[Dataset rows describing interfaces]
%%

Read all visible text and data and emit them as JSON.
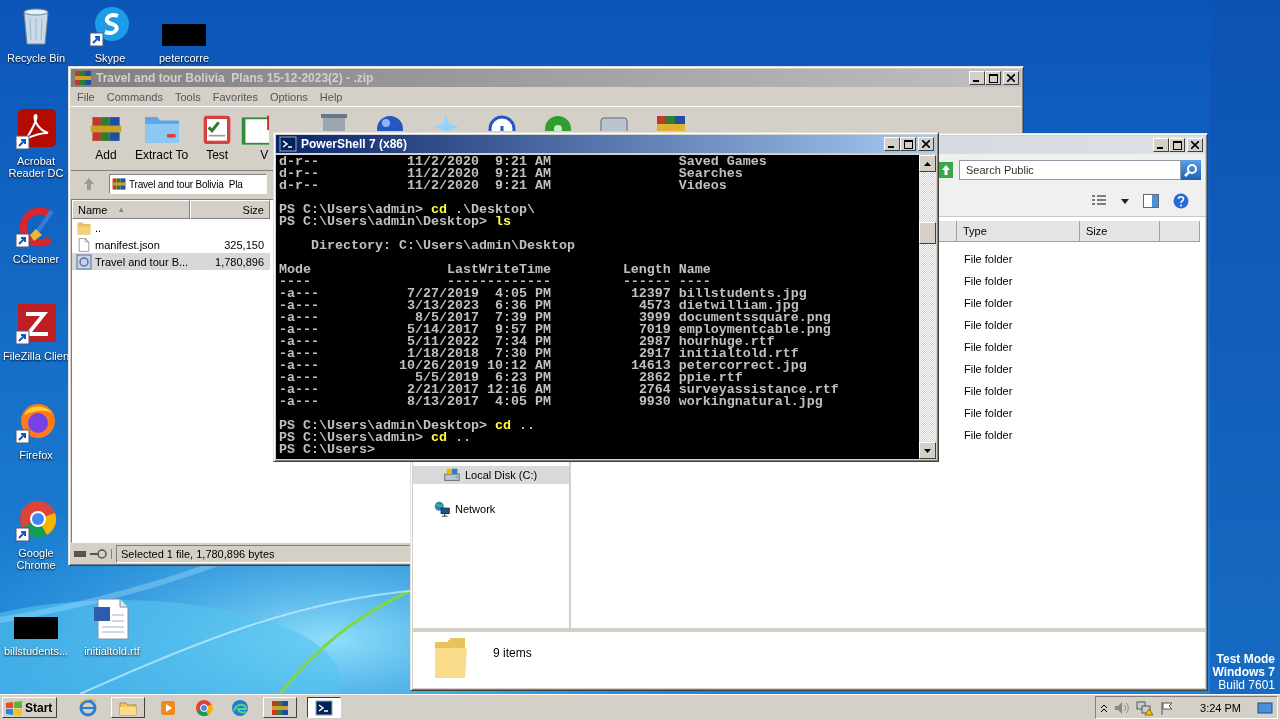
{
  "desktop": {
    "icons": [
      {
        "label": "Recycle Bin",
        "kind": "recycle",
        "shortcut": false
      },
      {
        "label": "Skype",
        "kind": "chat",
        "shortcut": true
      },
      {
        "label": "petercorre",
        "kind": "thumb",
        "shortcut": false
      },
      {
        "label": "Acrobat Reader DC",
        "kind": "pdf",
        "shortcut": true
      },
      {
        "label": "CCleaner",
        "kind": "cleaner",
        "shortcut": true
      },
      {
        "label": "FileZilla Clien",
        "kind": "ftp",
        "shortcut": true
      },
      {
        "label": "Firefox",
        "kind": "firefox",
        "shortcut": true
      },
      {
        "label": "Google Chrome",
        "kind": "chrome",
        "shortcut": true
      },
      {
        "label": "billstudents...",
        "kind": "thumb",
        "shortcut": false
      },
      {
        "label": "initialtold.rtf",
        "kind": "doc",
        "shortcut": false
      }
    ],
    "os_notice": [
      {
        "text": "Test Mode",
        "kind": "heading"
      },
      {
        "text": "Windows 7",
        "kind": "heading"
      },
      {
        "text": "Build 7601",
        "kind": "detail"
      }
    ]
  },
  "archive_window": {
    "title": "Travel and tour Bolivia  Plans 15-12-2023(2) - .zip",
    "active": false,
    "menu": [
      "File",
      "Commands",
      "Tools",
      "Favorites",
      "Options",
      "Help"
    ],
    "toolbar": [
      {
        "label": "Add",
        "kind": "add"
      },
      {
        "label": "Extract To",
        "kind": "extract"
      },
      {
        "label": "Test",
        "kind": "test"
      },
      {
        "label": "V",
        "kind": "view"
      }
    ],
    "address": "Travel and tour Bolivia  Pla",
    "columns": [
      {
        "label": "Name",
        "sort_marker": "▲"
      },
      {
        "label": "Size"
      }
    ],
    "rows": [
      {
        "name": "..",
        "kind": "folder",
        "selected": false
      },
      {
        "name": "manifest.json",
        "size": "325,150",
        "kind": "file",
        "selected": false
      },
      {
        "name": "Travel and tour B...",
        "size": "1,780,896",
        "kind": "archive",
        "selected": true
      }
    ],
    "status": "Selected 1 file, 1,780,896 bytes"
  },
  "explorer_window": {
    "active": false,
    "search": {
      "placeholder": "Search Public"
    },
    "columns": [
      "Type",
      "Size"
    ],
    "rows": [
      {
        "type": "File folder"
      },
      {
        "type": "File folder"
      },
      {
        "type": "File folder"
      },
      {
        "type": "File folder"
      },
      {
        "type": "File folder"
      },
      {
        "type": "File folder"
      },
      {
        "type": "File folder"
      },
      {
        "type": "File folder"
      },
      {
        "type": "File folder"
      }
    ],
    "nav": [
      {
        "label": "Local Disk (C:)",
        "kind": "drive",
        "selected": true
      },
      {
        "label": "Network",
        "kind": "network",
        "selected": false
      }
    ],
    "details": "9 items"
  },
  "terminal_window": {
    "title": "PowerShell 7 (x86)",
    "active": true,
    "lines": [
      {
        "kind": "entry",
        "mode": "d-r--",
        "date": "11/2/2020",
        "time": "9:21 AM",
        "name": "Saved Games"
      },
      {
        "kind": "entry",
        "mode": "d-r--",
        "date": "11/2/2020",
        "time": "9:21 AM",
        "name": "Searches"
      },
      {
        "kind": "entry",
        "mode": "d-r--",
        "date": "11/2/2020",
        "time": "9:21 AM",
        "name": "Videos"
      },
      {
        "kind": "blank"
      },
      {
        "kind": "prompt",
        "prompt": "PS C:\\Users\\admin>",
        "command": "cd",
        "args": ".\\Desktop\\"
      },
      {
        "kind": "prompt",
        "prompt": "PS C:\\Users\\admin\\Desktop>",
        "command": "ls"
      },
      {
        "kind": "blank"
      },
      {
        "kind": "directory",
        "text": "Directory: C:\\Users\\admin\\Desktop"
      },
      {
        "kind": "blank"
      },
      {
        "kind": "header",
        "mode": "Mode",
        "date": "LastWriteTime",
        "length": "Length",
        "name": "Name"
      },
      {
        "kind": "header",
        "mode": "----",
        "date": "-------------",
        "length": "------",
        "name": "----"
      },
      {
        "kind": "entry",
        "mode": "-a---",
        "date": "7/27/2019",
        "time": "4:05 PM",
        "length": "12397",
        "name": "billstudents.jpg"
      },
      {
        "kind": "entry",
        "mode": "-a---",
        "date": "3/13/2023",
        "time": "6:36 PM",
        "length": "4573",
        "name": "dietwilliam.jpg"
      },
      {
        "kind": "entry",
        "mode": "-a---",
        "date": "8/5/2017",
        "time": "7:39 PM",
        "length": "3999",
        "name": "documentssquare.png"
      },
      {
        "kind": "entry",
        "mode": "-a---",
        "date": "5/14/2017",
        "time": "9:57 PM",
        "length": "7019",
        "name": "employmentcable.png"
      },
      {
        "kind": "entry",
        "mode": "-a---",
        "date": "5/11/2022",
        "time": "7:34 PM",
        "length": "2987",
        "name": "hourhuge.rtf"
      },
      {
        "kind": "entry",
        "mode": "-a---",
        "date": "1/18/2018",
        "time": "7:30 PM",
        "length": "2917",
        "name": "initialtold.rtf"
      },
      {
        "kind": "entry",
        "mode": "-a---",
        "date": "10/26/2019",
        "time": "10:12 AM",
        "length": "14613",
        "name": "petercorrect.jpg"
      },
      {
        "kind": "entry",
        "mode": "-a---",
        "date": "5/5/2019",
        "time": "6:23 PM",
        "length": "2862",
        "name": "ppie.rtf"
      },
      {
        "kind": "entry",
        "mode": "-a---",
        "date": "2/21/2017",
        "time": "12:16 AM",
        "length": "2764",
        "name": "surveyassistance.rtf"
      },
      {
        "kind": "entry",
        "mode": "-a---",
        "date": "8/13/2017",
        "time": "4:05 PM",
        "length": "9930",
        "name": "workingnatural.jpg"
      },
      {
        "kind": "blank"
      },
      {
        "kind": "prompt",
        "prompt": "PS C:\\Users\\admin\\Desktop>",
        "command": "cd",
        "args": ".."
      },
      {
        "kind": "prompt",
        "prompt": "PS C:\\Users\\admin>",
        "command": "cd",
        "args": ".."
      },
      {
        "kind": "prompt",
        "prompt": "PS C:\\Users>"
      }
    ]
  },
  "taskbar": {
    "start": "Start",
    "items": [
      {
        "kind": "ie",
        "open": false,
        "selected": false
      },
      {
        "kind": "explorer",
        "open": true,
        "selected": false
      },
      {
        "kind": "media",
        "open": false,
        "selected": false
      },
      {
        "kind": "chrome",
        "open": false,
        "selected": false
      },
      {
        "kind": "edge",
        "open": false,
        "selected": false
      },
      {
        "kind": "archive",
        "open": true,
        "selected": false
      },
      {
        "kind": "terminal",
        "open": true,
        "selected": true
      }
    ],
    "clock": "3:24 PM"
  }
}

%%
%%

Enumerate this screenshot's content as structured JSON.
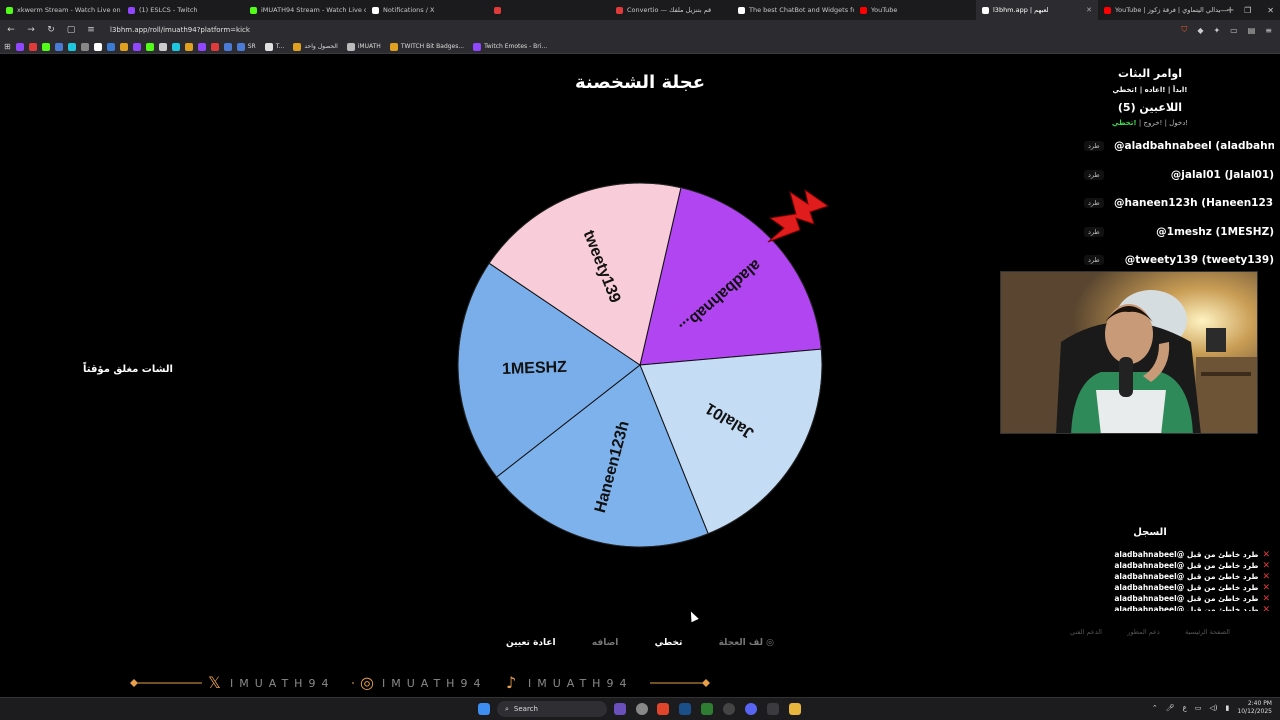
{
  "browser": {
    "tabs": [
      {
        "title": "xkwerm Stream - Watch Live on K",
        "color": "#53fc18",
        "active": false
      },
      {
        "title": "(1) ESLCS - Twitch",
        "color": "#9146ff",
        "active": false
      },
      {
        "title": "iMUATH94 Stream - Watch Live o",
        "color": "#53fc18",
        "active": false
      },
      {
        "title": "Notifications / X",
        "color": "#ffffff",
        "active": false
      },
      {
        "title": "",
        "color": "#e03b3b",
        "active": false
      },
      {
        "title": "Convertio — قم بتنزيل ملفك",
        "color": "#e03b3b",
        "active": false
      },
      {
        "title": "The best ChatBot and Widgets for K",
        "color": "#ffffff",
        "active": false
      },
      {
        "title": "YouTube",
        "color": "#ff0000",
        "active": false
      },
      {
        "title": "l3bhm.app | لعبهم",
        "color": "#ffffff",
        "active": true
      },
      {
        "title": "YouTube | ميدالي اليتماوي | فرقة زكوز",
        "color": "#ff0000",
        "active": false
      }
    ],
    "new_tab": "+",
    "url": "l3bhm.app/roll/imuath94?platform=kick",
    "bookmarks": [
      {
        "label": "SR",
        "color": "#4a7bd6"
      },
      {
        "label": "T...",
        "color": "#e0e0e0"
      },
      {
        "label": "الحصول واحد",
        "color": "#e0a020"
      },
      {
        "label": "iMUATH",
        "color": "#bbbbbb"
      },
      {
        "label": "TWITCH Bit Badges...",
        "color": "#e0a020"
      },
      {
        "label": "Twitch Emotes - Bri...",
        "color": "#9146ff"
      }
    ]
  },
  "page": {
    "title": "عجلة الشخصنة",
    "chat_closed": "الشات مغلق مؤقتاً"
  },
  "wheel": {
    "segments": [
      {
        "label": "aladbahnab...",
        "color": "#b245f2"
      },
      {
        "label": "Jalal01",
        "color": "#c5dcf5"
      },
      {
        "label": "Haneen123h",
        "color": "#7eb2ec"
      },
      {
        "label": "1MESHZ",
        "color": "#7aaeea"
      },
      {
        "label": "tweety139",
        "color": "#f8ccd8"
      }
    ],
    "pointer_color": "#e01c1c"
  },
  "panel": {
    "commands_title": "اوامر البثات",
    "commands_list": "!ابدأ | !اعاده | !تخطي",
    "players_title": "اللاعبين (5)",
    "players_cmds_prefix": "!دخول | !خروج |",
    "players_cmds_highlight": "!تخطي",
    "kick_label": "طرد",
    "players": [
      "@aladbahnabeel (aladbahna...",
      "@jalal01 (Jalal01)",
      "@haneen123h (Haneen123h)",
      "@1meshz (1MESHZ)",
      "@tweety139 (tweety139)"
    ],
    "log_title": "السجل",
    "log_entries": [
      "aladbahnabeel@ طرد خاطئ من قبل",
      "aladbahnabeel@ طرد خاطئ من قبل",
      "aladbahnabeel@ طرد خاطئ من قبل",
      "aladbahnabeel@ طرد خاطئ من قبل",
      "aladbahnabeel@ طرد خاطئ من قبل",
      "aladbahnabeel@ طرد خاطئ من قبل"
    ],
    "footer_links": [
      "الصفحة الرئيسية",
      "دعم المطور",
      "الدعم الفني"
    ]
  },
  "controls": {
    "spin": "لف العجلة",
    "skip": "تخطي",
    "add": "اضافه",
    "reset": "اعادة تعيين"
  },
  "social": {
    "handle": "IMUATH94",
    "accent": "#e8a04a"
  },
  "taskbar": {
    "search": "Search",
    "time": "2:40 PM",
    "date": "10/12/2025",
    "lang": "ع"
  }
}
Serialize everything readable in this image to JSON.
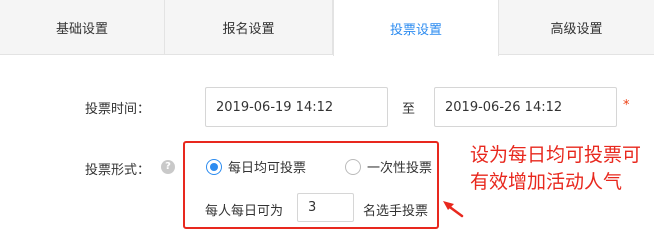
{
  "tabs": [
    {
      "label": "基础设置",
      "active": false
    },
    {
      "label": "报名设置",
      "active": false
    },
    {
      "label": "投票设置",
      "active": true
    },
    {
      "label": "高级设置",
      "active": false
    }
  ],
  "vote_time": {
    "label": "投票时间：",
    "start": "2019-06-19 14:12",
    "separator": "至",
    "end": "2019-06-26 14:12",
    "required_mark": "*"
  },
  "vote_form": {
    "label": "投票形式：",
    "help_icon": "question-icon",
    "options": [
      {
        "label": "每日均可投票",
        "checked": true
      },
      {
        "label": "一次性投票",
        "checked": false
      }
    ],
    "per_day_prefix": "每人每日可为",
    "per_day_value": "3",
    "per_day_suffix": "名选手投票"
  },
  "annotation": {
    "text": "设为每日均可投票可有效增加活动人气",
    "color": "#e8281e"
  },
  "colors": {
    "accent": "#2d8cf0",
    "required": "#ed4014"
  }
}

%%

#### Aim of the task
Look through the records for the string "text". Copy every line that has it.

#### Solved problem
Read all visible text and data and emit them as JSON.
        "text": "Test Mode",
        "text": "Windows 7",
        "text": "Build 7601",
        "text": "Directory: C:\\Users\\admin\\Desktop"
    "text": "设为每日均可投票可有效增加活动人气",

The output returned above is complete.